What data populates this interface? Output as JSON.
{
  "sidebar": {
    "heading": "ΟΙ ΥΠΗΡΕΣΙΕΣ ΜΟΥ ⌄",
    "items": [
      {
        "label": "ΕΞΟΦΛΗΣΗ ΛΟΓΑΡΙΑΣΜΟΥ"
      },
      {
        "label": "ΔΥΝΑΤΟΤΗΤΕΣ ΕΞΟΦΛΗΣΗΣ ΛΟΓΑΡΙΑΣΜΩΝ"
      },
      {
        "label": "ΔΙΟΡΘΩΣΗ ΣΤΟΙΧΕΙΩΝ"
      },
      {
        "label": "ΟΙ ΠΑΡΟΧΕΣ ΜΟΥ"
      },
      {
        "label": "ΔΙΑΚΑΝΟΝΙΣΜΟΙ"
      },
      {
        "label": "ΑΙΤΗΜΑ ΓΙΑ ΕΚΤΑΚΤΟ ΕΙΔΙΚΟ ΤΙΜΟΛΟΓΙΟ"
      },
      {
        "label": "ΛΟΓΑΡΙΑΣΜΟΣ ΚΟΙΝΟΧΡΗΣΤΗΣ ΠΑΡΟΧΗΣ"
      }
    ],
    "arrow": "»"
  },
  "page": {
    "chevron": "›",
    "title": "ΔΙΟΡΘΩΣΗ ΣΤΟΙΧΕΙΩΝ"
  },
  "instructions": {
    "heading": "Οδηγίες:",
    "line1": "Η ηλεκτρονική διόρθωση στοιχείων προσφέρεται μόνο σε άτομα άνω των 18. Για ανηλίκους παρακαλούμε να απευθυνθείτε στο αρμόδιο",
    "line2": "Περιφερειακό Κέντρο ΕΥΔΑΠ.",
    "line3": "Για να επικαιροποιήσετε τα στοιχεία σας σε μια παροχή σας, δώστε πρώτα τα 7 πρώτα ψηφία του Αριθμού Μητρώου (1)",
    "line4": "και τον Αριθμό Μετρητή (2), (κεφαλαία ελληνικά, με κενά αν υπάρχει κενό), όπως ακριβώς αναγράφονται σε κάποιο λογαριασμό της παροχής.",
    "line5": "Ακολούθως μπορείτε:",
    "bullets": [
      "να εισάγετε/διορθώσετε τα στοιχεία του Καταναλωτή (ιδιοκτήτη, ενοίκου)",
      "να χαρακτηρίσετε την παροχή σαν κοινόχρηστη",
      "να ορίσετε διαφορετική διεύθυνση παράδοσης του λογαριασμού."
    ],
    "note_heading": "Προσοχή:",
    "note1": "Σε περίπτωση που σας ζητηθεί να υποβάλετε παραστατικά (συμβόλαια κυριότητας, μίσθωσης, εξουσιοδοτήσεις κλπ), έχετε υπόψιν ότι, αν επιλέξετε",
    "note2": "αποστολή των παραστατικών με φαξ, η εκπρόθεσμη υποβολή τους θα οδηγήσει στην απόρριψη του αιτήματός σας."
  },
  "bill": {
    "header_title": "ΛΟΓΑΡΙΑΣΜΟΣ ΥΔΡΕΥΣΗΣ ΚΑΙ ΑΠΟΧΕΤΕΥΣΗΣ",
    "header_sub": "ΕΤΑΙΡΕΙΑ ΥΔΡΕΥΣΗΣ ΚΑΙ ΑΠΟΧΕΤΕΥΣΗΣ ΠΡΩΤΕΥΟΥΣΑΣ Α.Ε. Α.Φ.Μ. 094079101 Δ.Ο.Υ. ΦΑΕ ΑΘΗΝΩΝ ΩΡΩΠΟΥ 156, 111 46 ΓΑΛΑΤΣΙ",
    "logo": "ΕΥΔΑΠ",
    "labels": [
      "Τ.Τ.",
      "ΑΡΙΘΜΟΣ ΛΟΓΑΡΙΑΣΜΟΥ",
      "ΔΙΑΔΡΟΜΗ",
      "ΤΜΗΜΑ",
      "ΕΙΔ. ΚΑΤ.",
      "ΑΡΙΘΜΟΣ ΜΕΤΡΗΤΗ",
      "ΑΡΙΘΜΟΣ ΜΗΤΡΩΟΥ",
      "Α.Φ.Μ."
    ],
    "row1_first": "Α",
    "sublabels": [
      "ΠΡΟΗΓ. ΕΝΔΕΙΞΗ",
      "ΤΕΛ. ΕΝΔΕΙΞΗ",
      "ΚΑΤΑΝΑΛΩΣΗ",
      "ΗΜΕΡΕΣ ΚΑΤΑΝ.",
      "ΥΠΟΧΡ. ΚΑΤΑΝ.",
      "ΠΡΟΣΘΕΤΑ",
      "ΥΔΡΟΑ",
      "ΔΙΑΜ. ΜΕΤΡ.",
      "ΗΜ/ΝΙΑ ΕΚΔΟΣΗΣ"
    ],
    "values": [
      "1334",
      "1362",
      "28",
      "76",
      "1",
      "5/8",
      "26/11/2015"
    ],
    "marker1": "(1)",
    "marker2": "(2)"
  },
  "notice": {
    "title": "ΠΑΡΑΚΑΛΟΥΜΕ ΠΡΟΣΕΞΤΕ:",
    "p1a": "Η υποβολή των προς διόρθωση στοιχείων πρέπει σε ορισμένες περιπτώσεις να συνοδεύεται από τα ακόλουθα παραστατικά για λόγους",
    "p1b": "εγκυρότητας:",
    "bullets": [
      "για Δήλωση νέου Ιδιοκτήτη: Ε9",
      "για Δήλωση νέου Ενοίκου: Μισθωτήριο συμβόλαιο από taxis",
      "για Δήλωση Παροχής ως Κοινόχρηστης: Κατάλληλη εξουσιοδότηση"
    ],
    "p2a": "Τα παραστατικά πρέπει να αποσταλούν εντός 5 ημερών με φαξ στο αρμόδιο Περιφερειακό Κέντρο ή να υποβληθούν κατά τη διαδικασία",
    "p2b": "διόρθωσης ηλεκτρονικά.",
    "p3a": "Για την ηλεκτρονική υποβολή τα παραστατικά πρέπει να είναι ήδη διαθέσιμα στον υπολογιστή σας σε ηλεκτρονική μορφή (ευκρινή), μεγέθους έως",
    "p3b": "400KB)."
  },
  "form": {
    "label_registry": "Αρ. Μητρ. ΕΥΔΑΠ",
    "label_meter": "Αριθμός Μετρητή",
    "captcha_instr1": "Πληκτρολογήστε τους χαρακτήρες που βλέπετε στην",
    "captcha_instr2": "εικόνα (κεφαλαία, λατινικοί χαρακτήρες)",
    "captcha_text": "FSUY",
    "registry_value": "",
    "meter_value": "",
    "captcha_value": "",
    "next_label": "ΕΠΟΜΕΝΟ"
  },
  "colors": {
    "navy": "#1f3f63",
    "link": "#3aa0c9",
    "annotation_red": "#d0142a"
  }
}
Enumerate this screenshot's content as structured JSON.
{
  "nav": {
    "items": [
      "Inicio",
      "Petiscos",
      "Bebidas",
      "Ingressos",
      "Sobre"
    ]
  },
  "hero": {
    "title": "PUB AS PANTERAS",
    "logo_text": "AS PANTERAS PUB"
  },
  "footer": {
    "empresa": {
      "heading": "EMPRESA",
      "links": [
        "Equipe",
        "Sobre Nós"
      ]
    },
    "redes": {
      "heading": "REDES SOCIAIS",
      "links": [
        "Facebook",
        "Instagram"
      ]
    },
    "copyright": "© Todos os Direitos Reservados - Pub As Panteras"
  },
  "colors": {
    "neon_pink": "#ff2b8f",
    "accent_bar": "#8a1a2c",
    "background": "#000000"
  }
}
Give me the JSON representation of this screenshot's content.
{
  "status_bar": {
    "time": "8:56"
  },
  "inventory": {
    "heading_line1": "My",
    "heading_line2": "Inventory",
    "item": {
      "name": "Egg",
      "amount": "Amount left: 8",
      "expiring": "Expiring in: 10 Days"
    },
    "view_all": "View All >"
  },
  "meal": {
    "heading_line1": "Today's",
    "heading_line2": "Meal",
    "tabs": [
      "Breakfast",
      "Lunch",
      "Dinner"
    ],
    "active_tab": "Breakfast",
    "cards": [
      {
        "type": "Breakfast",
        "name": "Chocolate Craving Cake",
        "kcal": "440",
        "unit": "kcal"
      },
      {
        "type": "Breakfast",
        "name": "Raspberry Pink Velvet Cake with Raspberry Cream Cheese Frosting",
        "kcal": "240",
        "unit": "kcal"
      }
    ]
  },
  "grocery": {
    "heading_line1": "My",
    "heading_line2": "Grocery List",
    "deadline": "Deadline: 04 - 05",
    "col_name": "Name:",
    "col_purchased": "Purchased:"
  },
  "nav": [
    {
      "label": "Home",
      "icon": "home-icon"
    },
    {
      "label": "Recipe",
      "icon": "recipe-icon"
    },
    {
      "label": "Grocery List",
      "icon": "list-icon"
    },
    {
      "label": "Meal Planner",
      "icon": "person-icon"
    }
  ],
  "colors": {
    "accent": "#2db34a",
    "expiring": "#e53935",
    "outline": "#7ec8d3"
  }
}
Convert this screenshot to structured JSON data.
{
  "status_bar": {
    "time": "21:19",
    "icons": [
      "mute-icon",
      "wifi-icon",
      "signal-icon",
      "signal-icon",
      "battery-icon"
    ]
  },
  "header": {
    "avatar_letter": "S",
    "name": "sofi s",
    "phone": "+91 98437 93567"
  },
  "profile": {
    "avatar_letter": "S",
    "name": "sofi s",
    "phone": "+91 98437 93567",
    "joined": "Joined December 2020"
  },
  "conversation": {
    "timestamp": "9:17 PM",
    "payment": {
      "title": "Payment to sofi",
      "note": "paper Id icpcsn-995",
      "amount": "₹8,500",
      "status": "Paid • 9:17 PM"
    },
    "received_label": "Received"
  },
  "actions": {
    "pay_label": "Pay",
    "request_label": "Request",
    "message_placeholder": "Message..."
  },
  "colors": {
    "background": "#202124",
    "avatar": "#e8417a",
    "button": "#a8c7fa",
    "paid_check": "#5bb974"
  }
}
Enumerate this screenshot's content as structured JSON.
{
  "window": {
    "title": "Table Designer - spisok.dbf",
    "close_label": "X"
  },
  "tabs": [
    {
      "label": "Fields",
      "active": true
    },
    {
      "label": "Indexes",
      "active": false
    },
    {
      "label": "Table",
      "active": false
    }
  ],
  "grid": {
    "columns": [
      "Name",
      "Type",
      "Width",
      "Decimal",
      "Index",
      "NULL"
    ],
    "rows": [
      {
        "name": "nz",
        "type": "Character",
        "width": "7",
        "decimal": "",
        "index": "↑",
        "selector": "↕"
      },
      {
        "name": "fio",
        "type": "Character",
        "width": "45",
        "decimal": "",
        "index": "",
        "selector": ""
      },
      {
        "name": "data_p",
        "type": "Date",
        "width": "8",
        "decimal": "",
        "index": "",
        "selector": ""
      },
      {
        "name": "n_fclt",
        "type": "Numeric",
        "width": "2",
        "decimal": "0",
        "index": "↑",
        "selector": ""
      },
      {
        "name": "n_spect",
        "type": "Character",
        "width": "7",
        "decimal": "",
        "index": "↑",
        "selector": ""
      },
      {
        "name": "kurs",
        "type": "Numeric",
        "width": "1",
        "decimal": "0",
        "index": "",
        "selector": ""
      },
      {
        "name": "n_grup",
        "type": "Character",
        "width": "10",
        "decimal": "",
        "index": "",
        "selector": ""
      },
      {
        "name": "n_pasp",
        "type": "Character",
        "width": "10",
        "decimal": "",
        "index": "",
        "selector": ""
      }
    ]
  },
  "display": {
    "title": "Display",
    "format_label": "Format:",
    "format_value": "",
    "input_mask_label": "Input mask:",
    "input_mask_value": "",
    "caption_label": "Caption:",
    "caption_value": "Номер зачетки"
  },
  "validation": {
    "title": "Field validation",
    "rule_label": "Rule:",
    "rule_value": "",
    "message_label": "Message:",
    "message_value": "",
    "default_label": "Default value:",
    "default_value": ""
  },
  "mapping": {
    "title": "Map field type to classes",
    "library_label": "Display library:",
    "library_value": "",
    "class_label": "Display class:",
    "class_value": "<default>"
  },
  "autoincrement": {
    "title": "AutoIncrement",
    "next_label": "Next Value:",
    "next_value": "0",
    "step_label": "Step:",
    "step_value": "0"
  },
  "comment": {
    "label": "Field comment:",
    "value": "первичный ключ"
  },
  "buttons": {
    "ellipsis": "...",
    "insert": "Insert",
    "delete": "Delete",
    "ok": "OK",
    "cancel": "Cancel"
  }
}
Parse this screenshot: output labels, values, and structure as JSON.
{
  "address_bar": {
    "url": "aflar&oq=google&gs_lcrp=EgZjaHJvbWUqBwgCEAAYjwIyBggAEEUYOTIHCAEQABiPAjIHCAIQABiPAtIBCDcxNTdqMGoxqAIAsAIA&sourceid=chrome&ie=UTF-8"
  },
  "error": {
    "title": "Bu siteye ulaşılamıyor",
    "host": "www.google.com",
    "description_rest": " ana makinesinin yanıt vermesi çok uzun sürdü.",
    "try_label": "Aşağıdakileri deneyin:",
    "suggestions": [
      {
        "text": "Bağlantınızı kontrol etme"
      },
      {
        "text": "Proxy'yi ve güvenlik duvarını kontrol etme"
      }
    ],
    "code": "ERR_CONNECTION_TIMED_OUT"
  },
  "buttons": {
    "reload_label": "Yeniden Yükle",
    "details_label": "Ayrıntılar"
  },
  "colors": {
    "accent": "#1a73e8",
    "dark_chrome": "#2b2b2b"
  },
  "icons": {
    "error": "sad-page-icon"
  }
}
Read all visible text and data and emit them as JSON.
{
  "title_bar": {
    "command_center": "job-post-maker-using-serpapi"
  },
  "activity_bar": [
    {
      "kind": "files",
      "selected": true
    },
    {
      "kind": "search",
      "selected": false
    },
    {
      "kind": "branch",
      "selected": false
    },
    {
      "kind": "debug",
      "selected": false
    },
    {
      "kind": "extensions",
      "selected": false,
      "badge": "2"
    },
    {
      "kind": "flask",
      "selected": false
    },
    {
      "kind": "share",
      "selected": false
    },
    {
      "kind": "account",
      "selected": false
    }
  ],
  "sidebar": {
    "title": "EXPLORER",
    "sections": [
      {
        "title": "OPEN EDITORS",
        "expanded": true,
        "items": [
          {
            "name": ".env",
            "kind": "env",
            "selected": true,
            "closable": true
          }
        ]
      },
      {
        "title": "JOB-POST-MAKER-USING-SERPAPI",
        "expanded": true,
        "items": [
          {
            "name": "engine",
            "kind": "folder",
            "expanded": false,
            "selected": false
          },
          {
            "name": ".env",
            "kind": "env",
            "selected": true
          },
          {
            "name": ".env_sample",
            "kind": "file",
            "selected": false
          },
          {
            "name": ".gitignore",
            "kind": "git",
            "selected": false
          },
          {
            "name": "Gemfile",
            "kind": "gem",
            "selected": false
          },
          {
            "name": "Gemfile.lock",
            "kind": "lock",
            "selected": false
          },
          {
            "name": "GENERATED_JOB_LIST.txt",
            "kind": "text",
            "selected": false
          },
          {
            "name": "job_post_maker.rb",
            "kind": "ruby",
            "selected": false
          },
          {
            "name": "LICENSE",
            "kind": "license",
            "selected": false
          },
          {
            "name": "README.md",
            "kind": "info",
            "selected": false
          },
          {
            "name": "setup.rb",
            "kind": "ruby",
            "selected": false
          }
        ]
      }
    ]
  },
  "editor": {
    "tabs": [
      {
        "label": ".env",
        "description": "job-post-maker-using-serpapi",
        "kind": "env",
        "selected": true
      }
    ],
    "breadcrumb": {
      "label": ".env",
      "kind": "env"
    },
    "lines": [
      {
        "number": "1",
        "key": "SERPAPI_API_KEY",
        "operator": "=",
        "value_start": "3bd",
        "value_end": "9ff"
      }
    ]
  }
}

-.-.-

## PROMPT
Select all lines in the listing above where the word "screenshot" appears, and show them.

## RESULT OF THIS EXERCISE
Enumerate this screenshot's content as structured JSON.
Give me the JSON representation of this screenshot's content.
Convert this screenshot to structured JSON data.
Enumerate this screenshot's content as structured JSON.
Parse this screenshot: output labels, values, and structure as JSON.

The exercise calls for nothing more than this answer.